Titan97

1. The problem statement, all variables and given/known data
This is problem 3.4 from Prucell and Morin if you have the book.

2. Relevant equations
None

3. The attempt at a solution
Electric field inside a conducting sphere is zero. Let P be a point on one of its equatorial plane. The field along the plane is zero. So I know the charge distribution that can produce zero electric field along a disc.

Let the charge density of the shell be $\sigma$. It is a constant function.

Consider a patch like the red line in the below diagram. The yellow surface is the disc.

Let the thickness of the patch be $dr$. Let its area be $A$.
$A$ is a projection of the circle on the shell having the red line as diameter.

If the area of that circle is $A_1$, then area of the patch is $A_1\cos\theta=A$
Hence $A=\frac{A_1}{\cos\theta}$

Here, $$A_1=2\pi R\cos\theta\cdot\frac{dr}{\cos\theta}$$

Now, $$Q=\int_0^R{\sigma A}=\sigma\int\frac{2\pi R^2}{\sqrt{R^2-r^2}}dr$$.

Is my understanding correct?
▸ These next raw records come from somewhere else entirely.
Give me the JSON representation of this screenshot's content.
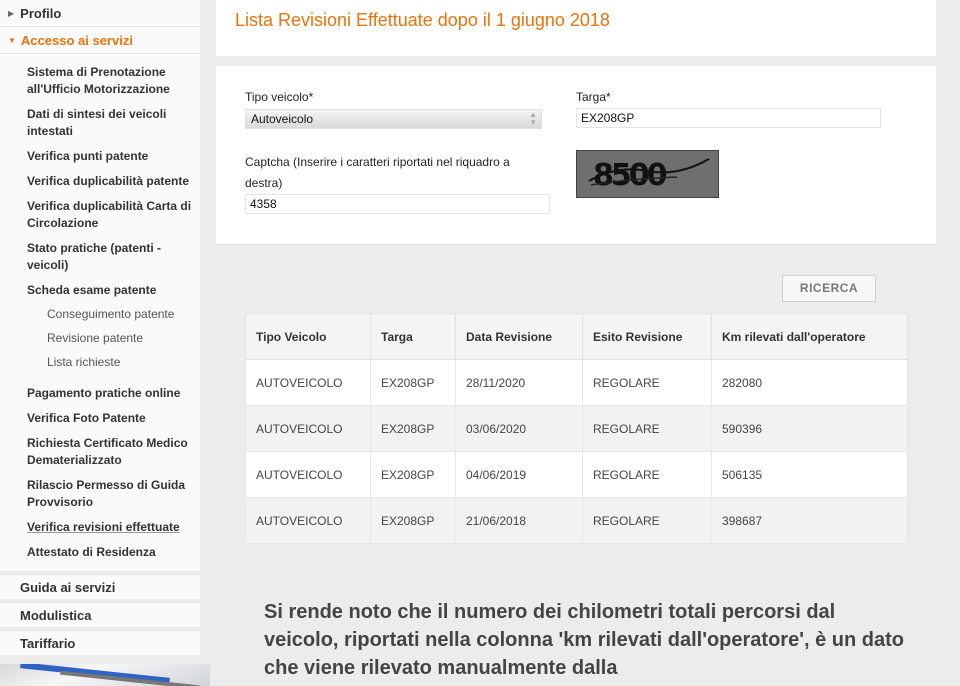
{
  "sidebar": {
    "profilo": "Profilo",
    "accesso": "Accesso ai servizi",
    "items": [
      {
        "label": "Sistema di Prenotazione all'Ufficio Motorizzazione"
      },
      {
        "label": "Dati di sintesi dei veicoli intestati"
      },
      {
        "label": "Verifica punti patente"
      },
      {
        "label": "Verifica duplicabilità  patente"
      },
      {
        "label": "Verifica duplicabilità Carta di Circolazione"
      },
      {
        "label": "Stato pratiche (patenti - veicoli)"
      },
      {
        "label": "Scheda esame patente"
      }
    ],
    "subitems": [
      {
        "label": "Conseguimento patente"
      },
      {
        "label": "Revisione patente"
      },
      {
        "label": "Lista richieste"
      }
    ],
    "items2": [
      {
        "label": "Pagamento pratiche online"
      },
      {
        "label": "Verifica Foto Patente"
      },
      {
        "label": "Richiesta Certificato Medico Dematerializzato"
      },
      {
        "label": "Rilascio Permesso di Guida Provvisorio"
      },
      {
        "label": "Verifica revisioni effettuate"
      },
      {
        "label": "Attestato di Residenza"
      }
    ],
    "sections": [
      {
        "label": "Guida ai servizi"
      },
      {
        "label": "Modulistica"
      },
      {
        "label": "Tariffario"
      }
    ]
  },
  "page": {
    "title": "Lista Revisioni Effettuate dopo il 1 giugno 2018"
  },
  "form": {
    "tipo_label": "Tipo veicolo*",
    "tipo_value": "Autoveicolo",
    "targa_label": "Targa*",
    "targa_value": "EX208GP",
    "captcha_label": "Captcha (Inserire i caratteri riportati nel riquadro a destra)",
    "captcha_value": "4358",
    "captcha_image_text": "8500",
    "search_button": "RICERCA"
  },
  "table": {
    "headers": [
      "Tipo Veicolo",
      "Targa",
      "Data Revisione",
      "Esito Revisione",
      "Km rilevati dall'operatore"
    ],
    "rows": [
      [
        "AUTOVEICOLO",
        "EX208GP",
        "28/11/2020",
        "REGOLARE",
        "282080"
      ],
      [
        "AUTOVEICOLO",
        "EX208GP",
        "03/06/2020",
        "REGOLARE",
        "590396"
      ],
      [
        "AUTOVEICOLO",
        "EX208GP",
        "04/06/2019",
        "REGOLARE",
        "506135"
      ],
      [
        "AUTOVEICOLO",
        "EX208GP",
        "21/06/2018",
        "REGOLARE",
        "398687"
      ]
    ]
  },
  "notice": "Si rende noto che il numero dei chilometri totali percorsi dal veicolo, riportati nella colonna 'km rilevati dall'operatore', è un dato che viene rilevato manualmente dalla",
  "colors": {
    "accent": "#e8730c",
    "background": "#ececec",
    "panel": "#ffffff"
  }
}
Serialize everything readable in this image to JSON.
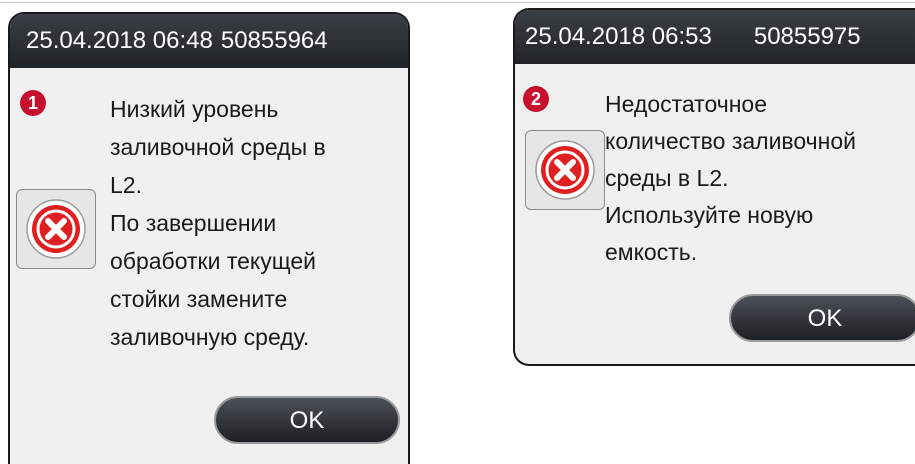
{
  "dialogs": [
    {
      "number": "1",
      "timestamp": "25.04.2018 06:48",
      "id": "50855964",
      "icon": "error-x-icon",
      "message_lines": [
        "Низкий уровень",
        "заливочной среды в",
        "L2.",
        "По завершении",
        "обработки текущей",
        "стойки замените",
        "заливочную среду."
      ],
      "ok_label": "OK"
    },
    {
      "number": "2",
      "timestamp": "25.04.2018 06:53",
      "id": "50855975",
      "icon": "error-x-icon",
      "message_lines": [
        "Недостаточное",
        "количество заливочной",
        "среды в L2.",
        "Используйте новую",
        "емкость."
      ],
      "ok_label": "OK"
    }
  ],
  "colors": {
    "titlebar": "#202428",
    "dialog_bg": "#f0f0f0",
    "badge": "#c8102e",
    "error_icon": "#e02020"
  }
}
I am not getting the correct answer.

Last edited: Mar 11, 2016
2. Mar 12, 2016

haruspex

The area of your band A does not depend on theta. (Ref Archimedes.)
But anyway, the band A is specific to the location of P. Clearly, if there is a field from a rotationally symmetric field it will be in the radial direction, and the band A will not have a component in that direction at P.
You need to consider the field at P due to the entire shell.